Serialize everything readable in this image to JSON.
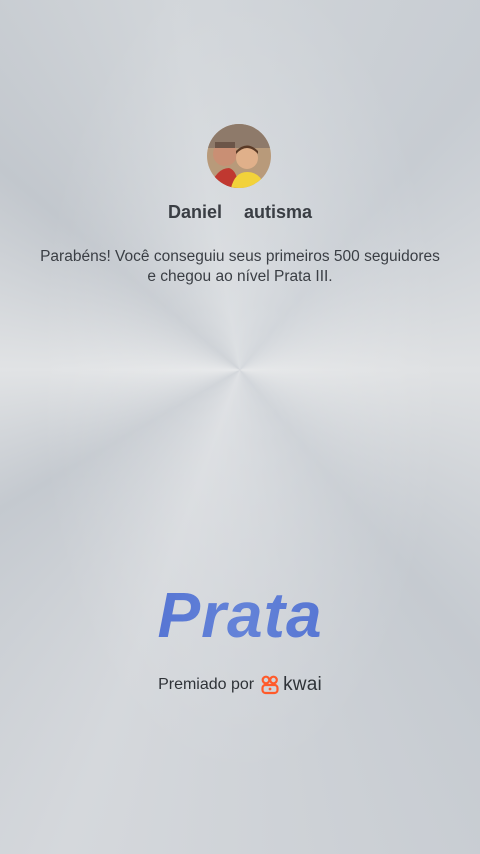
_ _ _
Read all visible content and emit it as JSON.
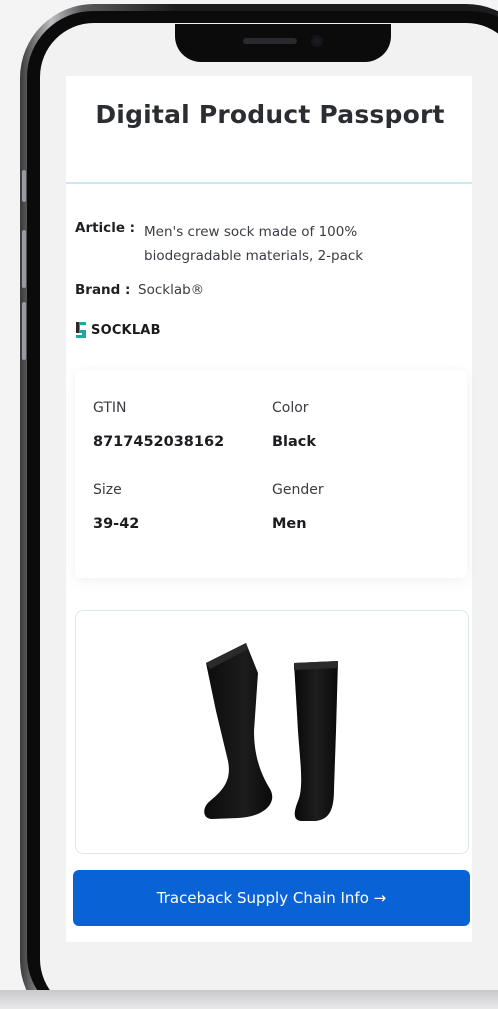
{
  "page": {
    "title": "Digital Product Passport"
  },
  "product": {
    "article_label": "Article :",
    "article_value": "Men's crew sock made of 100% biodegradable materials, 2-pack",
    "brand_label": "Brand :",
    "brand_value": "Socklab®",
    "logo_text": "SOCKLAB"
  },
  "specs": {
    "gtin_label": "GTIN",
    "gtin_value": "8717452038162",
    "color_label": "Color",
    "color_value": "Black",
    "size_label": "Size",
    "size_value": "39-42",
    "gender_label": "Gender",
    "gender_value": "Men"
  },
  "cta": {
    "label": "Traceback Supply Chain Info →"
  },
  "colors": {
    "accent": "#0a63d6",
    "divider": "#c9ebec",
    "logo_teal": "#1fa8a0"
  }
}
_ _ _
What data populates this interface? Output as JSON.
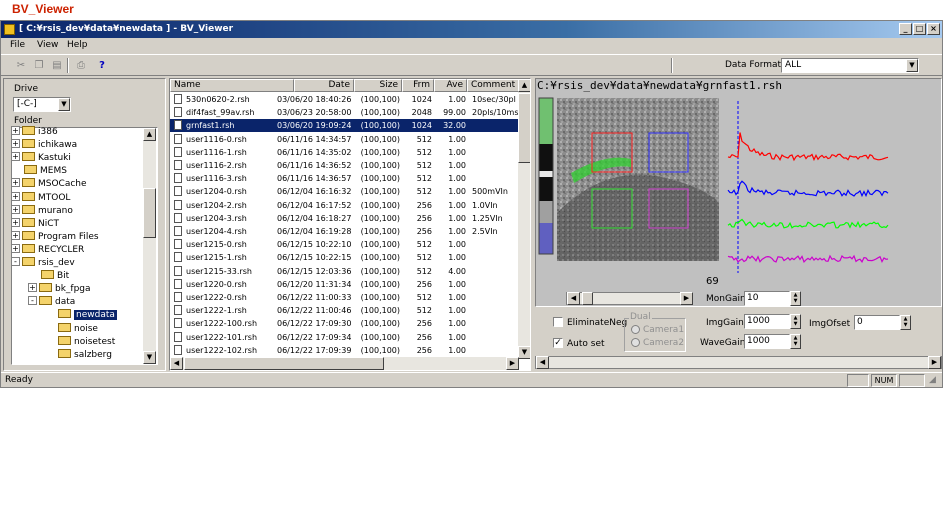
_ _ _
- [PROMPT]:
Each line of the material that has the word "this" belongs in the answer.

- [EXERCISE OUTPUT]:
Serialize everything readable in this image to JSON.
What data populates this interface? Output as JSON.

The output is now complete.